─── The records

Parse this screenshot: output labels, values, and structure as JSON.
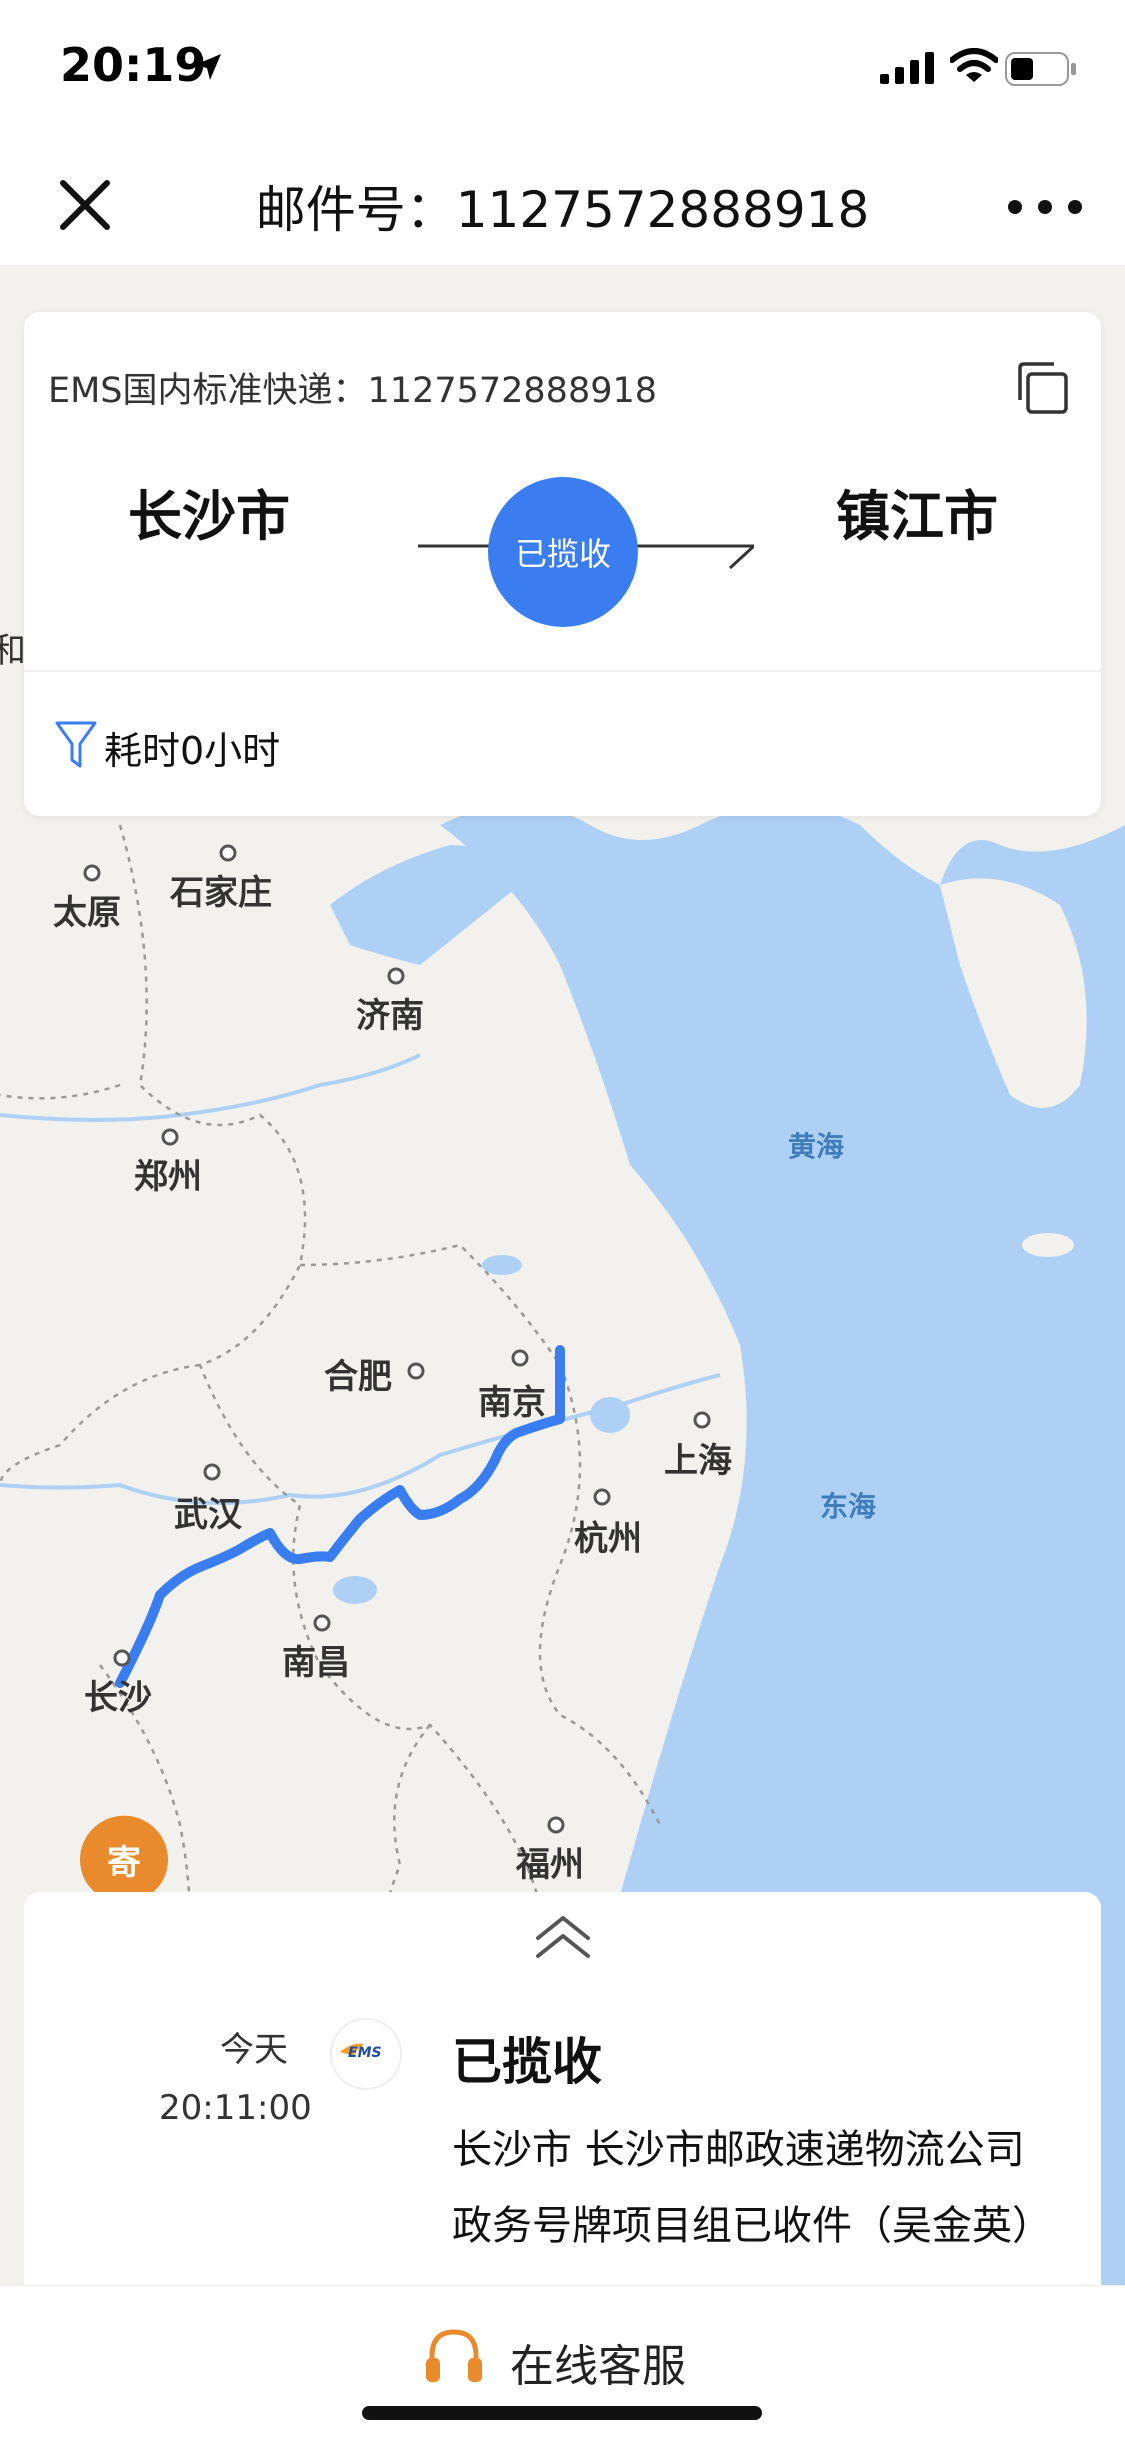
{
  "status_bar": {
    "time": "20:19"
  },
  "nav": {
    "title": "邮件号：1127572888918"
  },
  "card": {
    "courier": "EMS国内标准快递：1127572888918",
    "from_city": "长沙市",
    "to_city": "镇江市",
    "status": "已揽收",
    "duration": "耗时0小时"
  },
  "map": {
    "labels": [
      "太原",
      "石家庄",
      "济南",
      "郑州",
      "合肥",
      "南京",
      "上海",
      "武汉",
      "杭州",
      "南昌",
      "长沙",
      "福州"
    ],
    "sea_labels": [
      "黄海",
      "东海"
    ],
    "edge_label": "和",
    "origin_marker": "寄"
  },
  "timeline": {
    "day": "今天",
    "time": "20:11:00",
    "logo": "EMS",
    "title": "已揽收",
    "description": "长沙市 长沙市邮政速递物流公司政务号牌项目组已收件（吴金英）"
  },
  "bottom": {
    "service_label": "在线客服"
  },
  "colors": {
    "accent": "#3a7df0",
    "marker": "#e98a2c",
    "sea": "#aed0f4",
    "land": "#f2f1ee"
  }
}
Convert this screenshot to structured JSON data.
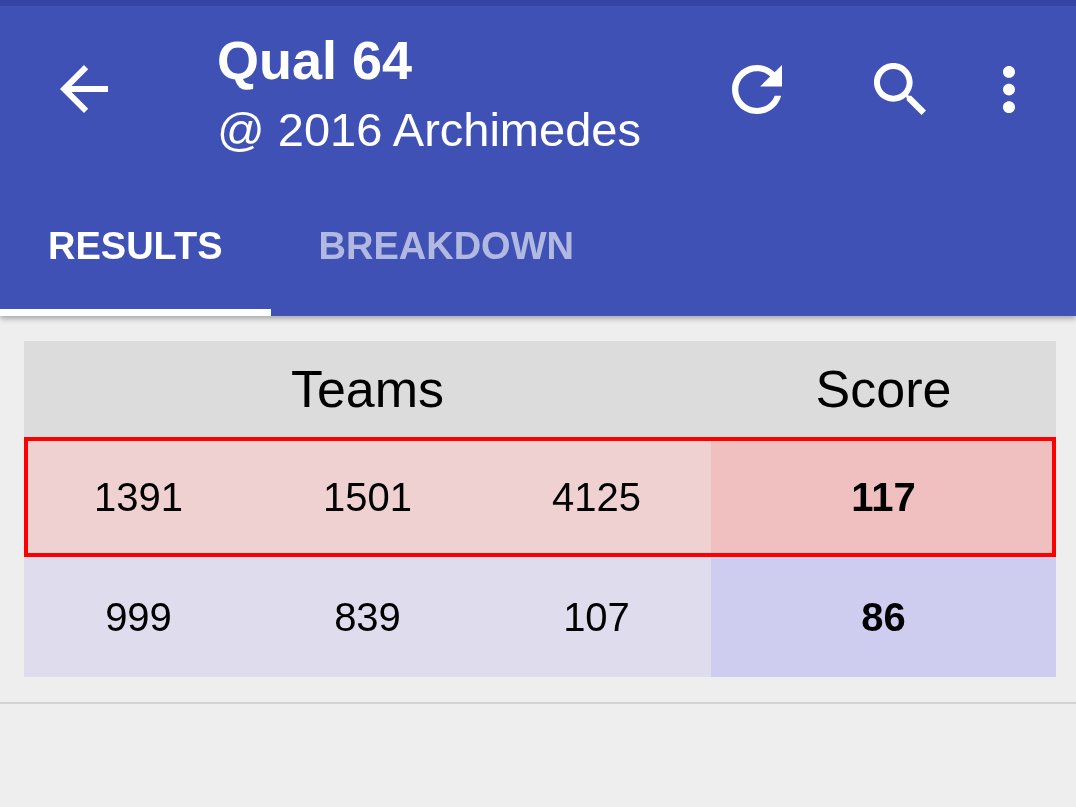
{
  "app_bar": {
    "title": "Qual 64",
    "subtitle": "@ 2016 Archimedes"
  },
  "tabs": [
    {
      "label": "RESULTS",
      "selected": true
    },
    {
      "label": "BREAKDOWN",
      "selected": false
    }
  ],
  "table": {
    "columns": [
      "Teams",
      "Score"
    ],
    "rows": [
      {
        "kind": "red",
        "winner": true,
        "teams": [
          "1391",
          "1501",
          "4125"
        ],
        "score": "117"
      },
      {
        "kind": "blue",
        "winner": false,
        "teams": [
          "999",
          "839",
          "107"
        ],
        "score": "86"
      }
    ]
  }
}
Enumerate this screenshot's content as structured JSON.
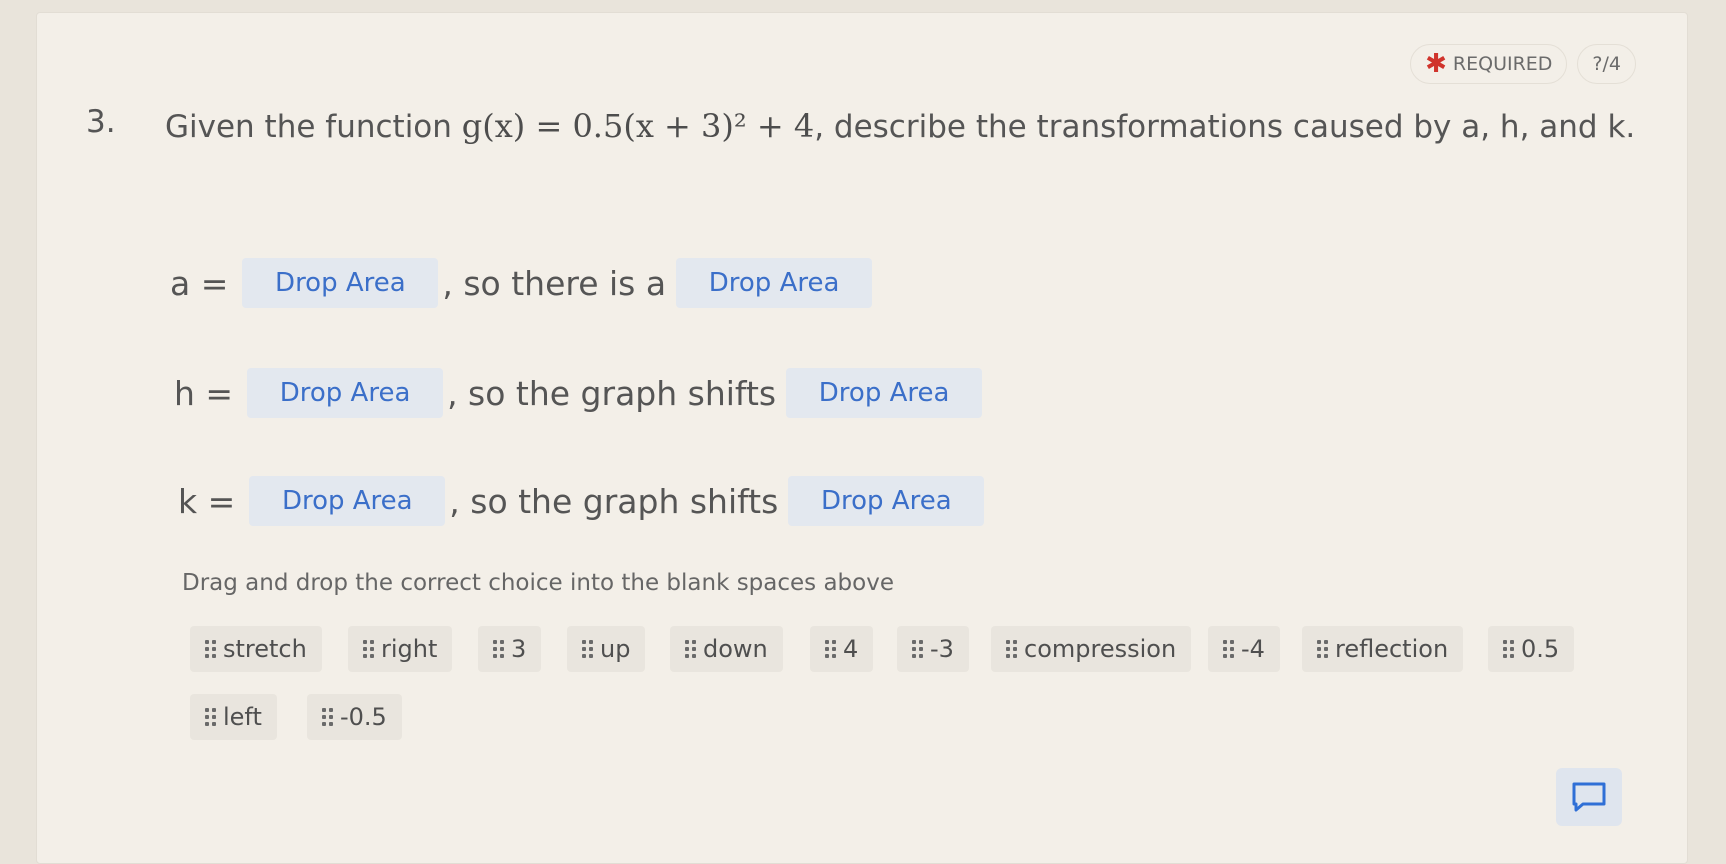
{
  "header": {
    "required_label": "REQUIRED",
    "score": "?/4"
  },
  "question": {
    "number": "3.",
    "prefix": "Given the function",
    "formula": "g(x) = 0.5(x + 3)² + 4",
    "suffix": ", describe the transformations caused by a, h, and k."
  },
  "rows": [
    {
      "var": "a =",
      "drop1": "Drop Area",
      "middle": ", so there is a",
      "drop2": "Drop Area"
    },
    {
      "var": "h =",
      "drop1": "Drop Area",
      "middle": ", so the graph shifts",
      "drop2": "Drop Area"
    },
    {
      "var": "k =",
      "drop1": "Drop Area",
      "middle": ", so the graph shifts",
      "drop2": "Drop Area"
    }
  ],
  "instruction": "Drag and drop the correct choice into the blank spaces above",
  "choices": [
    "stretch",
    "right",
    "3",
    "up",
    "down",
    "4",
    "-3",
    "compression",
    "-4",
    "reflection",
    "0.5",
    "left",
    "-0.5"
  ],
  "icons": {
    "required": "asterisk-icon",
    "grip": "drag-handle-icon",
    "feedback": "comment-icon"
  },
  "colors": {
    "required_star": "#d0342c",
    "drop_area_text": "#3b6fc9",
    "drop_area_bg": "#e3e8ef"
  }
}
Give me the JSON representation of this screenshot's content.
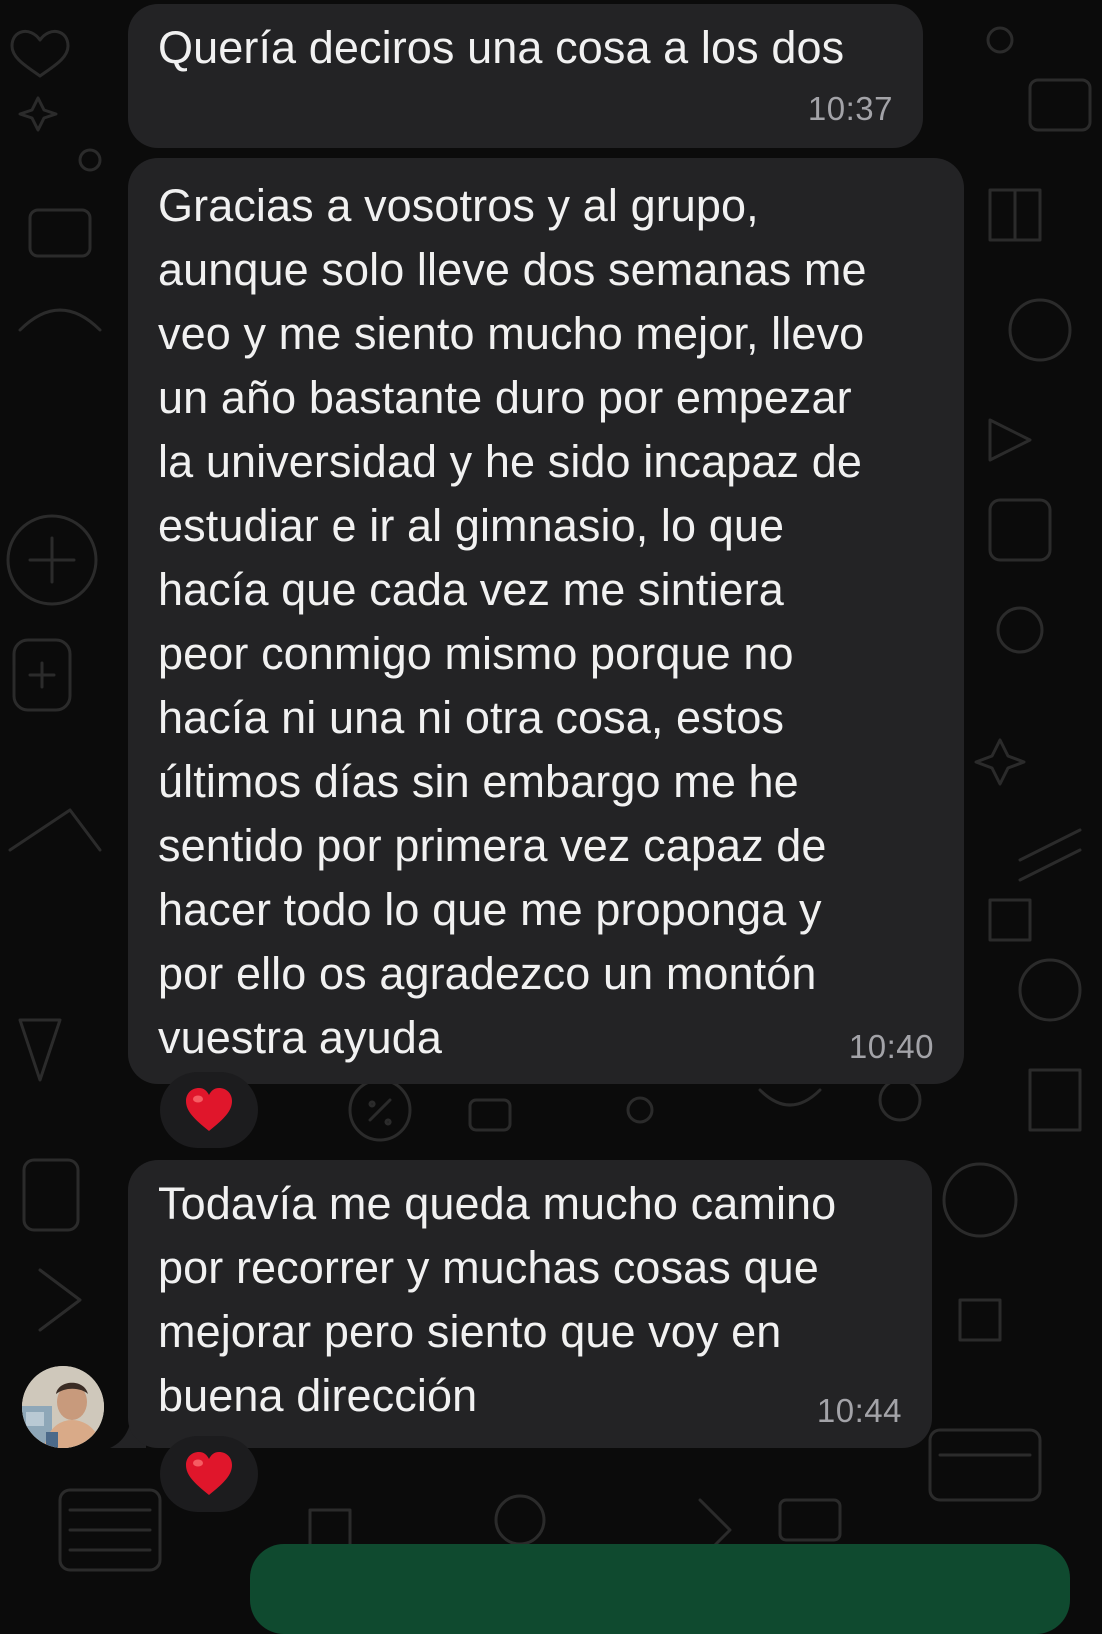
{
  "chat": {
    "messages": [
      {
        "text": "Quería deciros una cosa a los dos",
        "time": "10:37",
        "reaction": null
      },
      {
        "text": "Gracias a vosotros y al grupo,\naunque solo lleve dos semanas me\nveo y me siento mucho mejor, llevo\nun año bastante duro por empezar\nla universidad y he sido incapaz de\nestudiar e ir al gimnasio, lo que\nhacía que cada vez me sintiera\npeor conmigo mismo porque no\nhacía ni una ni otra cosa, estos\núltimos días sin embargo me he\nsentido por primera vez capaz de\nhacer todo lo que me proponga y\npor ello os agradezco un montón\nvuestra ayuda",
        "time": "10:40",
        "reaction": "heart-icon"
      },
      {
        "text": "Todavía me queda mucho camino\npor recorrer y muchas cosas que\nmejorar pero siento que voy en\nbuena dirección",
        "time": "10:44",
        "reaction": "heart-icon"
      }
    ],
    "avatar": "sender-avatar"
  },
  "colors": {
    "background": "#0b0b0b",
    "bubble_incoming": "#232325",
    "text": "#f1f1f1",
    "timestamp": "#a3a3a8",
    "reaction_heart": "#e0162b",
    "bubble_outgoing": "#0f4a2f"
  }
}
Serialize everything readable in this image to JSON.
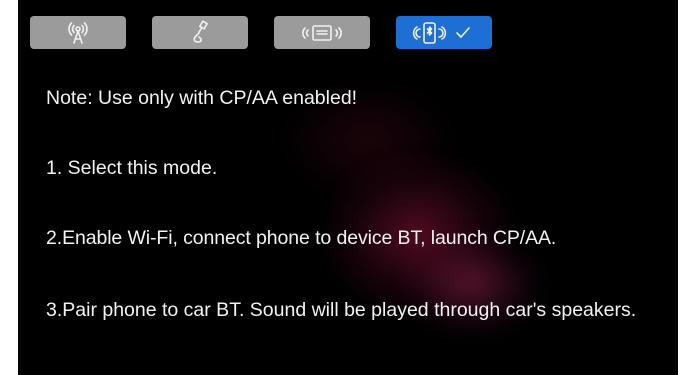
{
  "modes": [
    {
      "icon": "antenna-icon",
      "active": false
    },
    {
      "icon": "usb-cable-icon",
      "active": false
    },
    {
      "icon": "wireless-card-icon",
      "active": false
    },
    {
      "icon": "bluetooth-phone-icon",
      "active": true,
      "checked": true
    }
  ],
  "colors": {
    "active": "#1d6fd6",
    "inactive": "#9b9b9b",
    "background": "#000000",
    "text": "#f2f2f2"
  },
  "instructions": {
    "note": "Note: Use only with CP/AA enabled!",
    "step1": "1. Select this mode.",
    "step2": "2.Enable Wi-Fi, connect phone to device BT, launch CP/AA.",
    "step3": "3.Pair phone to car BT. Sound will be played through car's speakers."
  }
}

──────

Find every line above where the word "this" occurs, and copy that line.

#### [Reply]
Parse this screenshot: output labels, values, and structure as JSON.
Convert this screenshot to structured JSON data.
Enumerate this screenshot's content as structured JSON.
Give me the JSON representation of this screenshot's content.
Serialize everything readable in this image to JSON.
    "step1": "1. Select this mode.",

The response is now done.